Five months ago, Chinese and American labor right groups petitioned Apple to investigate the use of potentially hazardous materials in its iPhone and iPad assembly process. The company has announced that it will make changes, banning the use of at least two chemicals.
China Labor Watch and Green America asked the company to abandon the use of benzene and n-hexane in the production of the iPhone. These chemicals can also be found in substances including paint strippers, industrial cleaning products and household cleaners. Benzene is a known carcinogen, and n-hexane has been linked to nerve damage.
A four-month investigation at 22 factories found no evidence that benzene and n-hexane endangered the roughly 5,00,000 people who work at the plants, according to Apple. No traces of the chemicals were detected at 18 of the factories and the amounts found at the other four factories fell within acceptable safety levels, the Cupertino, California, company said.
Nevertheless, Apple decided to order its suppliers to stop using benzene and n-hexane during the final assembly of iPhones, iPads, iPods, Mac computers and various other accessories. What’s more, Apple has made it mandatory for all its factories to test all substances to ensure that they don’t contain benzene or n-hexane, even if the chemicals aren’t listed in the ingredients.
“This is doing everything we can think of to do to crack down on chemical exposures and to be responsive to concerns,” Lisa Jackson, Apple’s vice president of environmental initiatives, said in an interview with The Associated Press. “We think it’s really important that we show some leadership and really look toward the future by trying to use greener chemistries.”
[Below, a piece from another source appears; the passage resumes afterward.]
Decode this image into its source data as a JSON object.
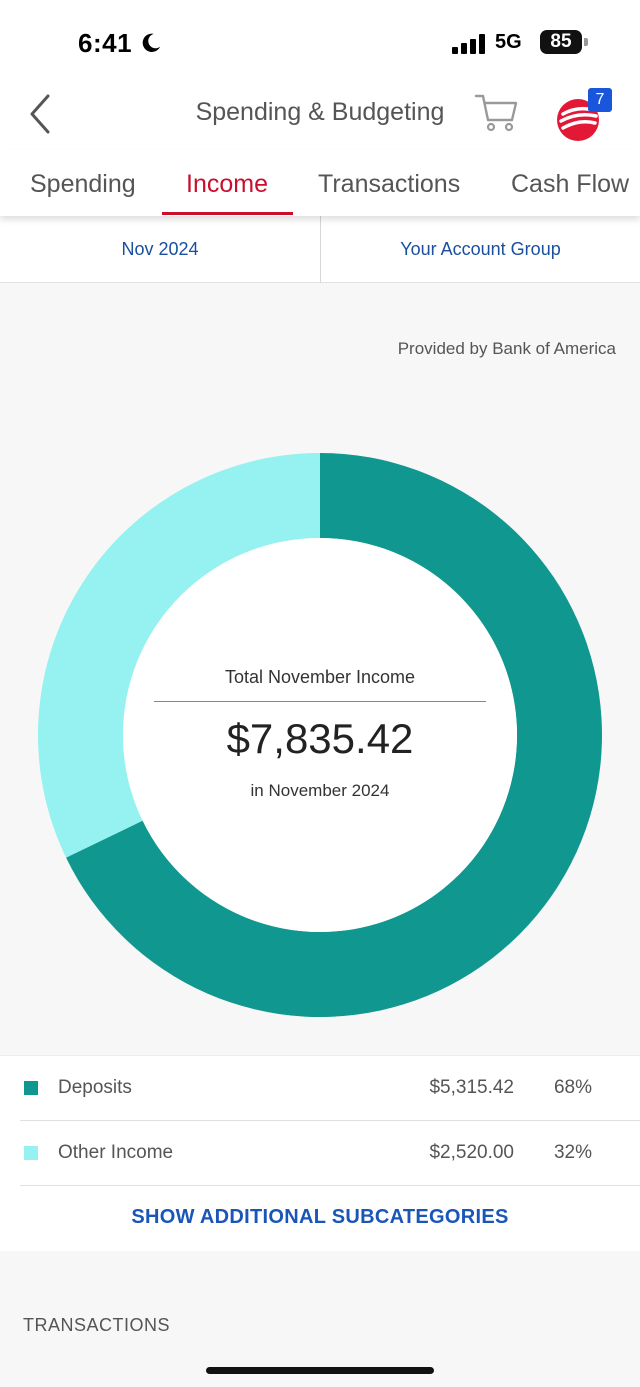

Jackson also said that they asked manufacturers to find safer alternatives and ban the use of the chemicals in the final assembly process. Apple will require its manufacturers to test all cleaning agents and degreasers before they’re used in production to make sure there are no hidden chemical risks.
Apple is believed to have assembled an advisory board to further reduce the use of toxins in the company’s products and supply chain.